House Democratic leaders finally provided some details of the $825 billion stimulus package, which is really $550 billion in actual spending and $275 billion in tax relief. The spending part includes $90 billion to increase the federal share of payments to the states for Medicaid health programs, $79 billion to help states avoid cuts in education and other services, $42 billion for transportation improvements, and $54 billion to encourage energy production from renewable sources. These numbers will change a lot in the next few weeks (the transportation portion seems small), but at least it's a starting point. From the NYT:
The challenge for Mr. Obama and for Congress is to figure out the best ways to provide both quick and effective jolts to the economy. Tax cuts can be delivered relatively quickly, but there is no guarantee that the recipients will spend the money. Infrastructure provides a substantial economic impact but construction projects, even those described as “shovel ready” take time to get under way. “The aim is to have most of this money out at the end of two years,” said Representative David R. Obey, Democrat of Wisconsin, he acknowledged that experts had provided differing projections about how quickly the money could be spent.

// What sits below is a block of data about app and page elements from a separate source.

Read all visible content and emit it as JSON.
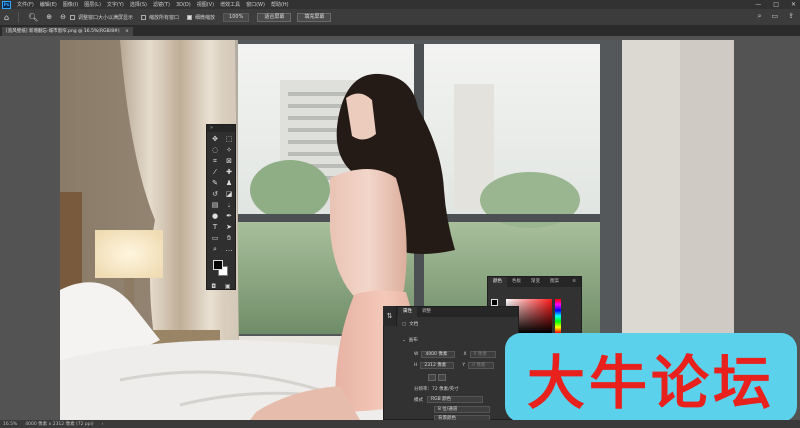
{
  "app": {
    "logo": "Ps"
  },
  "menu": [
    "文件(F)",
    "编辑(E)",
    "图像(I)",
    "图层(L)",
    "文字(Y)",
    "选择(S)",
    "滤镜(T)",
    "3D(D)",
    "视图(V)",
    "增效工具",
    "窗口(W)",
    "帮助(H)"
  ],
  "window_controls": {
    "minimize": "—",
    "maximize": "□",
    "close": "✕"
  },
  "options": {
    "resize_windows": "调整窗口大小以满屏显示",
    "zoom_all_windows": "缩放所有窗口",
    "scrubby_zoom": "细微缩放",
    "zoom_value": "100%",
    "fit_screen": "适合屏幕",
    "fill_screen": "填充屏幕"
  },
  "tab": {
    "label": "[宽风壁纸] 新增翻忘-城市窗帘.png @ 16.5%(RGB/8#)",
    "close": "×"
  },
  "status": {
    "zoom": "16.5%",
    "size": "4000 像素 x 2312 像素 (72 ppi)",
    "arrow": "›"
  },
  "color_panel": {
    "tabs": [
      "颜色",
      "色板",
      "渐变",
      "图案"
    ],
    "menu": "≡"
  },
  "properties": {
    "tabs": [
      "属性",
      "调整"
    ],
    "doc_label": "文档",
    "canvas_label": "画布",
    "w_label": "W",
    "w_value": "4000 像素",
    "x_label": "X",
    "x_value": "0 像素",
    "h_label": "H",
    "h_value": "2312 像素",
    "y_label": "Y",
    "y_value": "0 像素",
    "resolution": "分辨率：72 像素/英寸",
    "mode_label": "模式",
    "mode_value": "RGB 颜色",
    "depth_value": "8 位/通道",
    "bg_value": "背景颜色"
  },
  "watermark": "大牛论坛",
  "colors": {
    "foreground": "#000000",
    "background": "#ffffff",
    "watermark_bg": "#5bd1ec",
    "watermark_text": "#e8211d"
  }
}
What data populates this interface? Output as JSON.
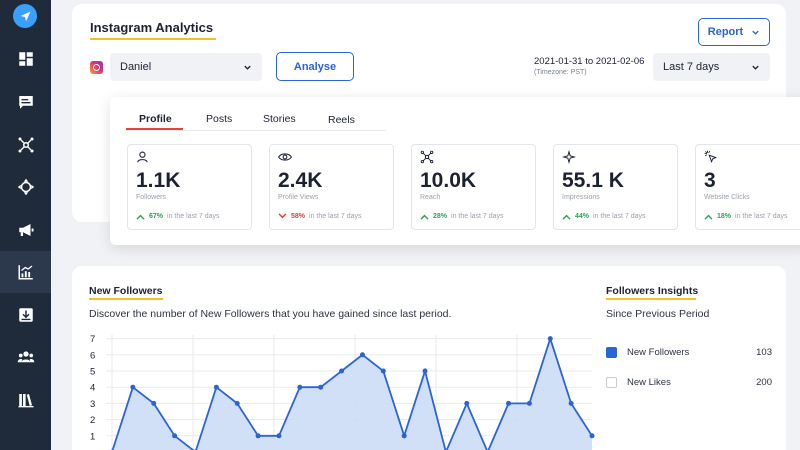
{
  "sidebar": {
    "items": [
      {
        "icon": "dashboard-icon",
        "active": false
      },
      {
        "icon": "message-icon",
        "active": false
      },
      {
        "icon": "network-icon",
        "active": false
      },
      {
        "icon": "move-icon",
        "active": false
      },
      {
        "icon": "megaphone-icon",
        "active": false
      },
      {
        "icon": "analytics-icon",
        "active": true
      },
      {
        "icon": "download-icon",
        "active": false
      },
      {
        "icon": "users-icon",
        "active": false
      },
      {
        "icon": "library-icon",
        "active": false
      }
    ]
  },
  "header": {
    "title": "Instagram Analytics",
    "report_label": "Report",
    "account": "Daniel",
    "analyse_label": "Analyse",
    "date_range": "2021-01-31 to 2021-02-06",
    "timezone": "(Timezone: PST)",
    "range_option": "Last 7 days"
  },
  "tabs": [
    {
      "label": "Profile",
      "active": true
    },
    {
      "label": "Posts",
      "active": false
    },
    {
      "label": "Stories",
      "active": false
    },
    {
      "label": "Reels",
      "active": false
    }
  ],
  "stats": [
    {
      "icon": "user-icon",
      "value": "1.1K",
      "label": "Followers",
      "change": "67%",
      "trend": "up",
      "suffix": "in the last 7 days"
    },
    {
      "icon": "eye-icon",
      "value": "2.4K",
      "label": "Profile Views",
      "change": "58%",
      "trend": "down",
      "suffix": "in the last 7 days"
    },
    {
      "icon": "share-nodes-icon",
      "value": "10.0K",
      "label": "Reach",
      "change": "28%",
      "trend": "up",
      "suffix": "in the last 7 days"
    },
    {
      "icon": "sparkle-icon",
      "value": "55.1 K",
      "label": "Impressions",
      "change": "44%",
      "trend": "up",
      "suffix": "in the last 7 days"
    },
    {
      "icon": "cursor-click-icon",
      "value": "3",
      "label": "Website Clicks",
      "change": "18%",
      "trend": "up",
      "suffix": "in the last 7 days"
    }
  ],
  "followers": {
    "title": "New Followers",
    "description": "Discover the number of New Followers that you have gained since last period."
  },
  "insights": {
    "title": "Followers Insights",
    "subtitle": "Since Previous Period",
    "rows": [
      {
        "label": "New Followers",
        "value": "103",
        "checked": true
      },
      {
        "label": "New Likes",
        "value": "200",
        "checked": false
      }
    ]
  },
  "colors": {
    "accent": "#2a64d6",
    "underline": "#f2c22a",
    "up": "#27a35a",
    "down": "#d8403a",
    "sidebar": "#1f2a3a"
  },
  "chart_data": {
    "type": "area",
    "title": "",
    "xlabel": "",
    "ylabel": "",
    "ylim": [
      0,
      7
    ],
    "yticks": [
      1,
      2,
      3,
      4,
      5,
      6,
      7
    ],
    "series": [
      {
        "values": [
          0,
          4,
          3,
          1,
          0,
          4,
          3,
          1,
          1,
          4,
          4,
          5,
          6,
          5,
          1,
          5,
          0,
          3,
          0,
          3,
          3,
          7,
          3,
          1
        ]
      }
    ],
    "grid": true
  }
}
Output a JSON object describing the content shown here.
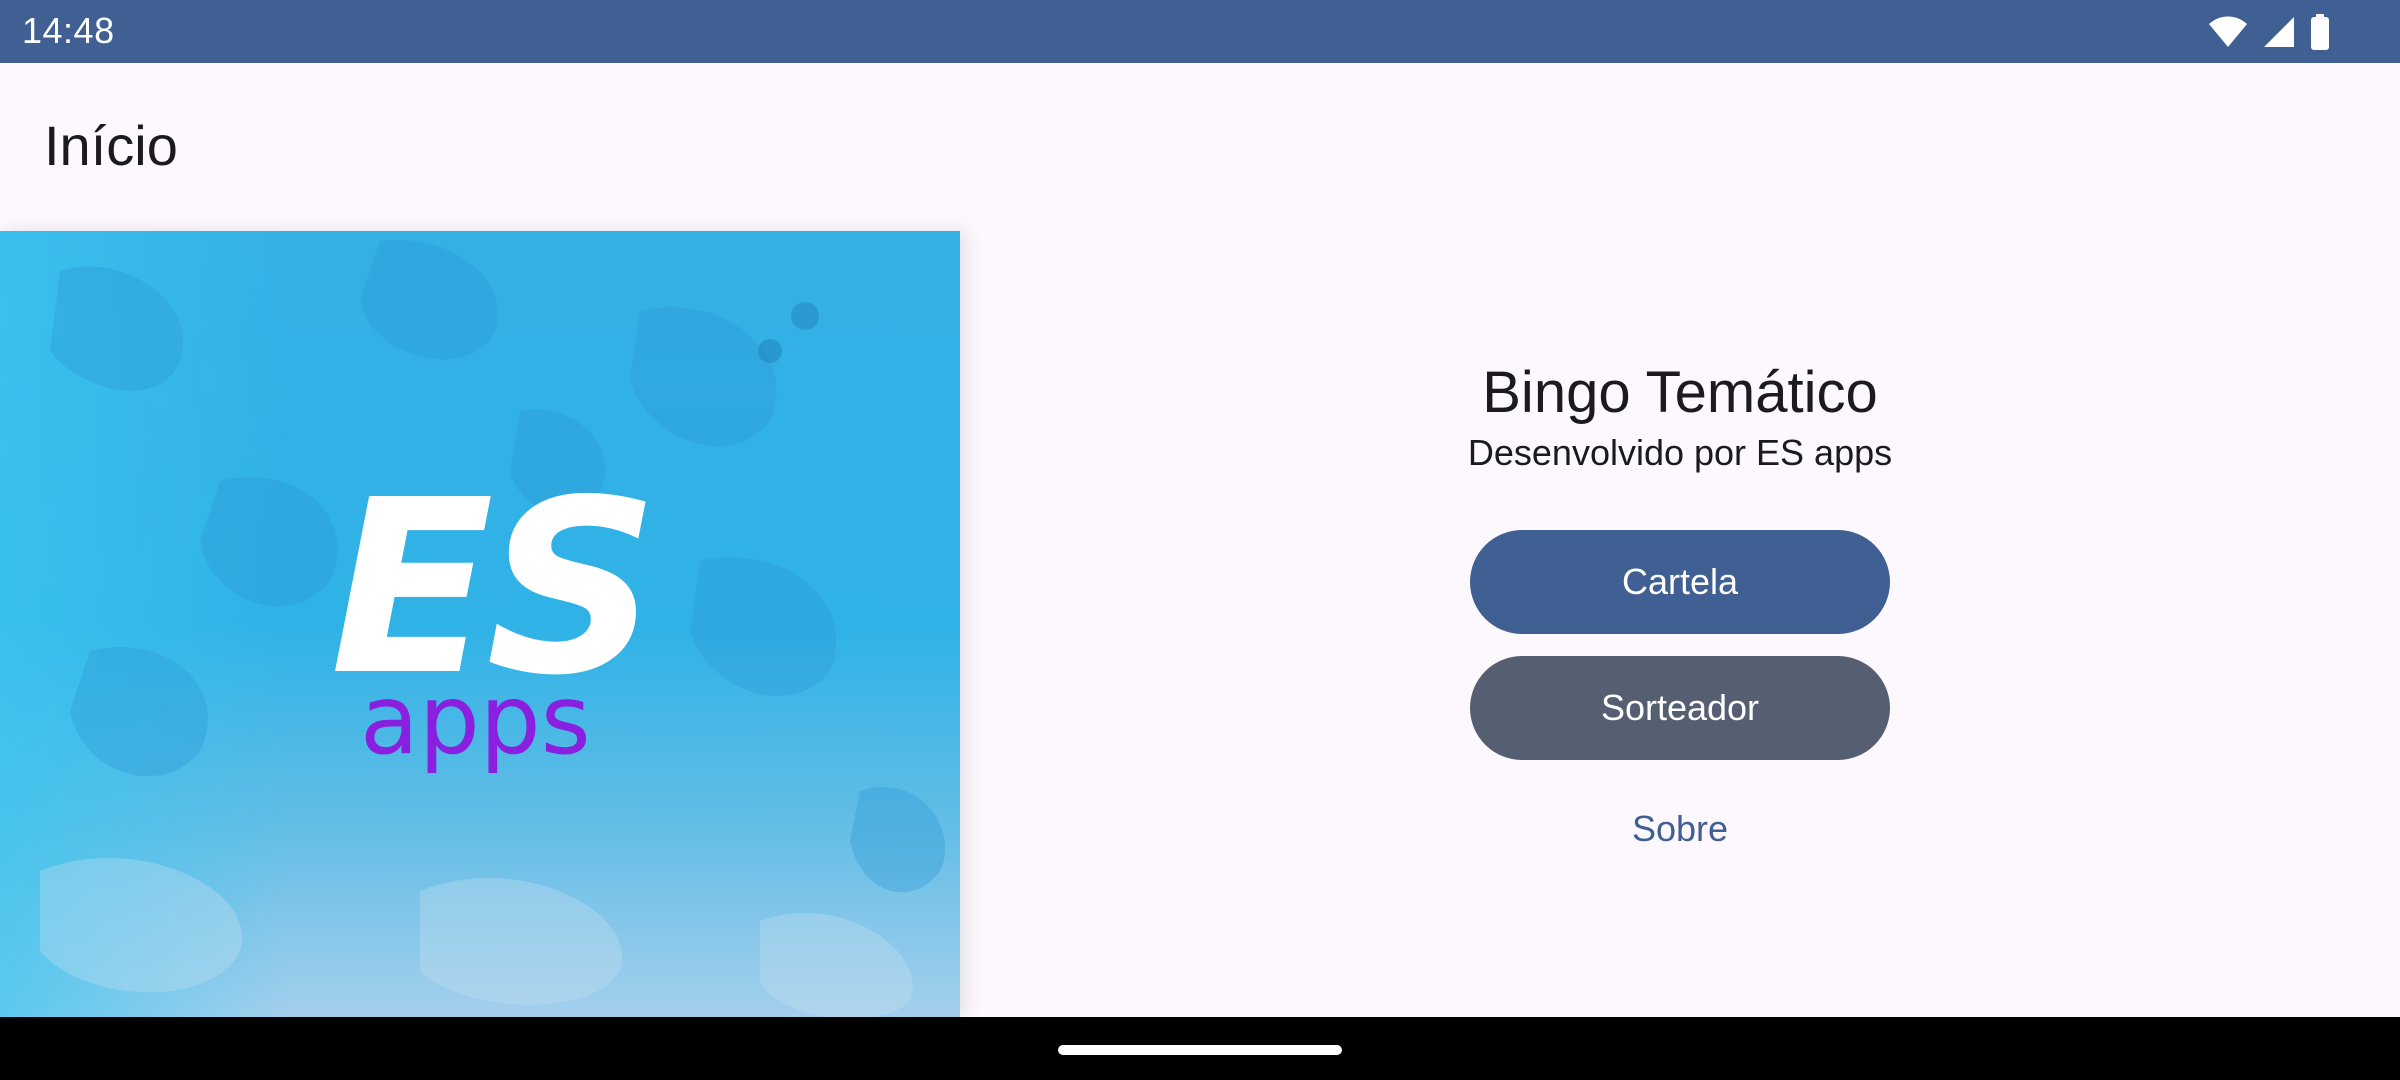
{
  "status_bar": {
    "time": "14:48",
    "icons": [
      "wifi-icon",
      "cell-signal-icon",
      "battery-icon"
    ],
    "color": "#405f92"
  },
  "app_bar": {
    "title": "Início"
  },
  "hero": {
    "logo_main": "ES",
    "logo_sub": "apps",
    "logo_main_color": "#ffffff",
    "logo_sub_color": "#8a1fe0"
  },
  "main": {
    "app_name": "Bingo Temático",
    "subtitle": "Desenvolvido por ES apps",
    "primary_button": "Cartela",
    "secondary_button": "Sorteador",
    "text_button": "Sobre"
  },
  "colors": {
    "primary": "#405f92",
    "secondary": "#565f71",
    "background": "#fcf8fd"
  }
}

Meantime, every government official under the sun is eyeing all that moolah, including Gina Marie Lindsey, executive director of Los Angeles World Airports. Lindsey, who spoke today at Emma Schafer's Los Angeles Current Affairs Forum, says her folks were looking at several possibilities, including funding for airfield and infrastructure renovations. LAWA is in the process of getting additional financing for the new and improved Tom Bradley International Terminal, but it doesn't sound like there are stimulus baskets for that kind of work. So LAWA is stuck relying on the credit markets, which aren't that great a prospect, at least for a while.